In a previous post I wrote about four advantages of using mutual funds as an investment vehicle. But if you went out and looked at mutual funds as an investment option, you may have been thoroughly discouraged.
According to Morningstar.com there were over 7,000 stock mutual funds available to investors in 2013. Among this multitude of options how can the average, amateur investor choose a fund with any more success than they can choose an individual stock? There are many different factors one can use to choose the right mutual fund.
Below are three basic factors anyone can use to get started.
Let Someone Choose for You
In the early days of my investing life I had no idea how to parse out one mutual fund from another. Fortunately, I had an employer who sponsored a retirement plan.

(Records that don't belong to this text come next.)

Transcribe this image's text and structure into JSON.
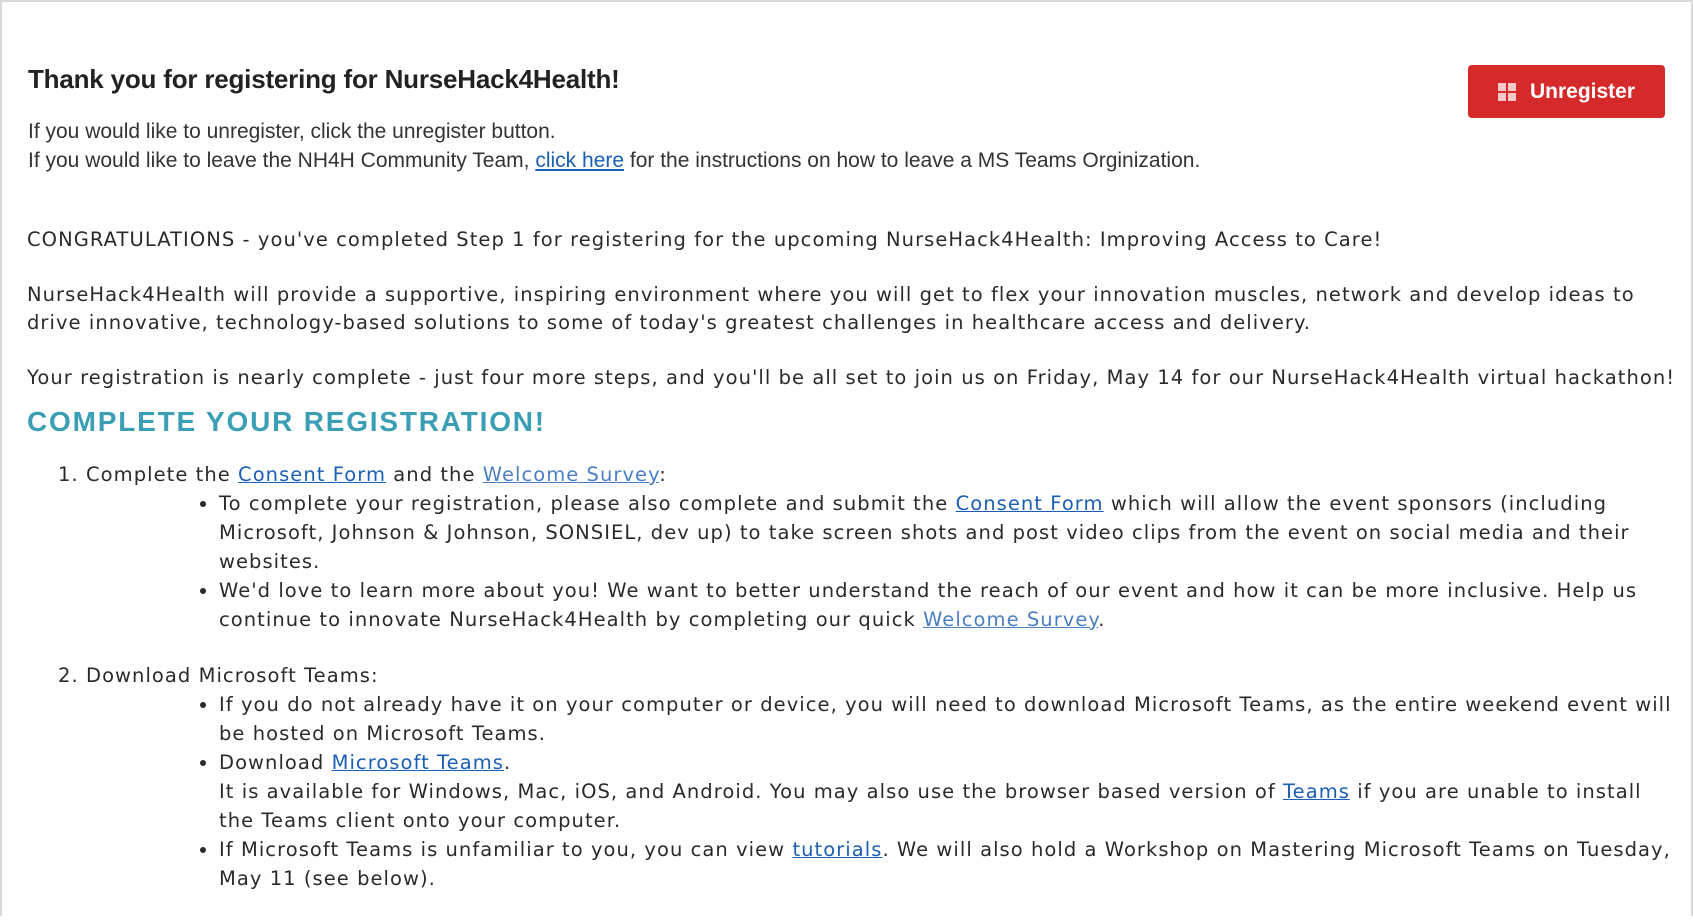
{
  "header": {
    "title": "Thank you for registering for NurseHack4Health!",
    "line1": "If you would like to unregister, click the unregister button.",
    "line2_before": "If you would like to leave the NH4H Community Team, ",
    "line2_link": "click here",
    "line2_after": " for the instructions on how to leave a MS Teams Orginization."
  },
  "unregister_button": {
    "label": "Unregister",
    "icon": "windows-icon",
    "color": "#d62a2a"
  },
  "body": {
    "congrats": "CONGRATULATIONS - you've completed Step 1 for registering for the upcoming NurseHack4Health: Improving Access to Care!",
    "para2": "NurseHack4Health will provide a supportive, inspiring environment where you will get to flex your innovation muscles, network and develop ideas to drive innovative, technology-based solutions to some of today's greatest challenges in healthcare access and delivery.",
    "para3": "Your registration is nearly complete - just four more steps, and you'll be all set to join us on Friday, May 14 for our NurseHack4Health virtual hackathon!",
    "section_heading": "COMPLETE YOUR REGISTRATION!",
    "heading_color": "#3a9fb5"
  },
  "steps": {
    "step1": {
      "before": "Complete the ",
      "link1": "Consent Form",
      "mid": " and the ",
      "link2": "Welcome Survey",
      "after": ":",
      "bullet1_before": "To complete your registration, please also complete and submit the ",
      "bullet1_link": "Consent Form",
      "bullet1_after": " which will allow the event sponsors (including Microsoft, Johnson & Johnson, SONSIEL, dev up) to take screen shots and post video clips from the event on social media and their websites.",
      "bullet2_before": "We'd love to learn more about you! We want to better understand the reach of our event and how it can be more inclusive. Help us continue to innovate NurseHack4Health by completing our quick ",
      "bullet2_link": "Welcome Survey",
      "bullet2_after": "."
    },
    "step2": {
      "label": "Download Microsoft Teams:",
      "bullet1": "If you do not already have it on your computer or device, you will need to download Microsoft Teams, as the entire weekend event will be hosted on Microsoft Teams.",
      "bullet2_before": "Download ",
      "bullet2_link": "Microsoft Teams",
      "bullet2_after": ".",
      "bullet2_line2_before": "It is available for Windows, Mac, iOS, and Android. You may also use the browser based version of ",
      "bullet2_line2_link": "Teams",
      "bullet2_line2_after": " if you are unable to install the Teams client onto your computer.",
      "bullet3_before": "If Microsoft Teams is unfamiliar to you, you can view ",
      "bullet3_link": "tutorials",
      "bullet3_after": ". We will also hold a Workshop on Mastering Microsoft Teams on Tuesday, May 11 (see below)."
    }
  }
}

The plan offered a range of mutual funds covering a range of asset classes. All I had to do was sign up and choose how to diversify my contributions (an entirely different problem to be covered later).
Of course, like all aspects of choosing an investment there is a level of trust required when letting someone else choose your mutual fund options. Did the employer hire a team of investment professionals to help select the mutual funds in the plan or did the CEO’s two-year-old niece choose them? Ask a few questions to make sure those choosing your investment options are knowledgeable and have your best interests at heart.
Every penny spent on fees is one less penny that grows over time. Minimizing fees is an essential component to reaching goals when investing. Mutual funds can have many different types of fees.
Most mutual funds an investor purchases directly come with an array of fees ranging from sales fees, marketing fees, and management fees. It is important to understand these fees going in because once you’re in you can’t get around them.
The fee structure found in an employer sponsored plan is often much simpler to navigate than in the retail world. Typically a participant is looking at administration and asset based fees. Administration fees are usually a flat dollar amount paid each month while asset based fees are a percentage (hopefully a fraction of a percent) of the assets in a particular fund.
Would I choose a mutual fund based just on fees? Absolutely not. If an investor picks all their funds based on price it is highly likely they will end up with poor diversification and a poor investment strategy. Fees are kind of like a tie breaker between two funds that have similar strategies in the same asset class.
Risk vs. Risk Tolerance
Risk is basically the likelihood that an expected outcome will happen. It can also be an indicator of short term fluctuations in value. High risk can come with a high reward but can also come with high losses.
Risk tolerance is basically an investor’s ability to weather a specific level of uncertainity that comes with an investment. A person’s risk tolerance can be comprised of time horizon, knowledge, experience investing, and financial situation.
Most mutual funds these days make it easy to quickly ascertain the general level of risk. Many fact sheets will simply show where the fund lands along a general risk spectrum. A quick glance might be all it takes to know how much, if any, contributions you might want in this type of fund.
Some fact sheets may not give as simplistic a representation of risk as the above image. Yet risk factors will usually be reported via a standard deviation and beta (β) measurement. Standard deviation measures historic volatility and beta measures risk in relation to the market as a whole. A higher standard deviation equates to higher volatility while a beta above 1.0 equates to risk above that of the market.
Risk alone is not a good indicator of whether a mutual fund is the right choice for you. While risk is an essential component in making your money grow, it’s important to hold a fund’s risk against your own risk tolerance.
Any of these three factors standing alone is not suitable for choosing a specific mutual fund. Each factor deserves further analysis and consideration beyond the surface level provided here. Yet, put together, these three factors form a fairly strong starting point for whittling down the options from over 7,000 mutual funds to just a few possibilities.
This post was written by Shane Linart, a Field Education Representative at Colorado PERA. If you’d like to submit a guest post, email us at firstname.lastname@example.org.